  3. Minimize distractions. Silence your phone and turn off the TV or radio so you can spend some quality time in peace with your loved one.
  4. Introduce yourself. Even if your loved one has always recognized you before, introducing yourself helps avoid the stress and embarrassment when they don’t. And it does happen. Just say something like, “I’m your nephew, Paul—your sister Sharon’s son.” If they don’t seem to know who you are, it is still okay to visit and spend time together.
  5. Respect the patient. Even though it feels like the person may have regressed to a childlike state, it’s important not to treat them like a child. It’s often not clear how much people with dementia are comprehending. Talking down to them can be hurtful or confusing, even if they have trouble expressing it.
  6. Agree. People with dementia often have a different understanding of reality, and it is not helpful to disagree with them or correct them. For example, sometimes they will believe another relative is still alive after they have passed. Experienced staff who work with dementia patients point out that there is usually no purpose in correcting the person on their confusion. It requires a shift in our learned behavior, but it is okay to go along with a fiction. If it doesn’t affect the patient’s health or care, it’s probably not important enough to correct them on.
  7. Be reassuring and calm. Losing cognitive function is frightening. Sometimes patients experience a range of emotions. They can become angry, agitated, or sad. When visiting, you can find ways to reassure them that you understand their emotion and that you are there for them.
  8. Reach out and touch. Human touch is healing. Holding someone’s hand, looking into their eyes, or rubbing their feet is a way to connect without words. Some experts recommend asking if you can touch someone before starting a conversation. It can be grounding.
  9. Share music. Singing, playing an instrument, or listening to music together is a great way to connect with someone with dementia. Studies have shown that music stimulates the brain and improves memory.
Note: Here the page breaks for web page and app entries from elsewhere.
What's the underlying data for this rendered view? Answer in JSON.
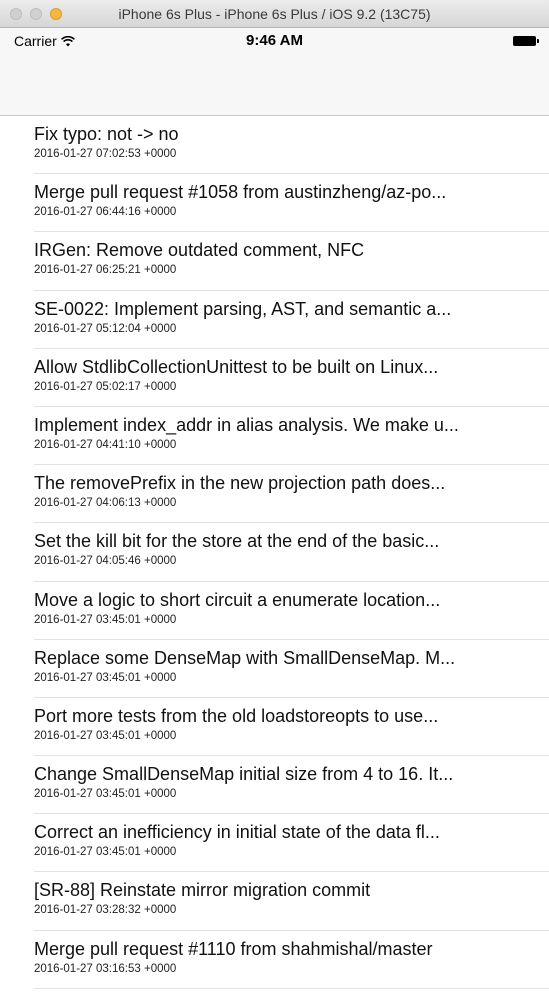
{
  "window": {
    "title": "iPhone 6s Plus - iPhone 6s Plus / iOS 9.2 (13C75)"
  },
  "status_bar": {
    "carrier": "Carrier",
    "time": "9:46 AM",
    "wifi_icon": "wifi-icon",
    "battery_icon": "battery-icon"
  },
  "colors": {
    "zoom_button": "#f5b83c",
    "separator": "#e2e2e4",
    "navbar": "#f7f7f7"
  },
  "commits": [
    {
      "message": "Fix typo: not -> no",
      "date": "2016-01-27 07:02:53 +0000"
    },
    {
      "message": "Merge pull request #1058 from austinzheng/az-po...",
      "date": "2016-01-27 06:44:16 +0000"
    },
    {
      "message": "IRGen: Remove outdated comment, NFC",
      "date": "2016-01-27 06:25:21 +0000"
    },
    {
      "message": "SE-0022: Implement parsing, AST, and semantic a...",
      "date": "2016-01-27 05:12:04 +0000"
    },
    {
      "message": "Allow StdlibCollectionUnittest to be built on Linux...",
      "date": "2016-01-27 05:02:17 +0000"
    },
    {
      "message": "Implement index_addr in alias analysis. We make u...",
      "date": "2016-01-27 04:41:10 +0000"
    },
    {
      "message": "The removePrefix in the new projection path does...",
      "date": "2016-01-27 04:06:13 +0000"
    },
    {
      "message": "Set the kill bit for the store at the end of the basic...",
      "date": "2016-01-27 04:05:46 +0000"
    },
    {
      "message": "Move a logic to short circuit a enumerate location...",
      "date": "2016-01-27 03:45:01 +0000"
    },
    {
      "message": "Replace some DenseMap with SmallDenseMap. M...",
      "date": "2016-01-27 03:45:01 +0000"
    },
    {
      "message": "Port more tests from the old loadstoreopts to use...",
      "date": "2016-01-27 03:45:01 +0000"
    },
    {
      "message": "Change SmallDenseMap initial size from 4 to 16. It...",
      "date": "2016-01-27 03:45:01 +0000"
    },
    {
      "message": "Correct an inefficiency in initial state of the data fl...",
      "date": "2016-01-27 03:45:01 +0000"
    },
    {
      "message": "[SR-88] Reinstate mirror migration commit",
      "date": "2016-01-27 03:28:32 +0000"
    },
    {
      "message": "Merge pull request #1110 from shahmishal/master",
      "date": "2016-01-27 03:16:53 +0000"
    }
  ]
}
Songs and lyrics are housed in a different part of the brain, so sometimes a person with dementia who has a hard time communicating verbally can still sing along to a favorite song from their past. Give it a try. Even if they can’t sing along, it is still great for a patient to hear some music they love.
  10. Be kind. Practice patience and compassion for the patient, and importantly, be kind to yourself. Those who have lived or cared for people with dementia know it can be challenging. Sometimes we lose our patience. We need to try to do better, but we also need to forgive ourselves when we make a mistake.
  11. Consider dementia activities. There are helpful ways to pass the time and help your loved one engage their brain. In mmlearn’s free ebook, Activities for Dementia Patients, Maria Wellisch, a nurse and licensed nursing facility administrator, shares a number of activities that she has found helpful in her professional life and while caring for her own mother.

Living with Dementia

Dementia is already affecting millions of people around the world. Humans live longer, but living longer means an increased prevalence of dementia in our aging population.

According to Dr. Thomas Weiss, the number of people with the most prominent type of dementia—Alzheimer’s disease—could reach as many as 14 to 15 million by 2035, up from 5.5 million in 2010.

While researchers strive to control and eventually prevent the disease, dementia will be a reality in our lives for years to come. If trends continue, it is likely to affect more of our friends and family members.

As we wait to cure this difficult disease, let’s take care to have meaningful visits with our loved ones.

Activities for Dementia Patients ebook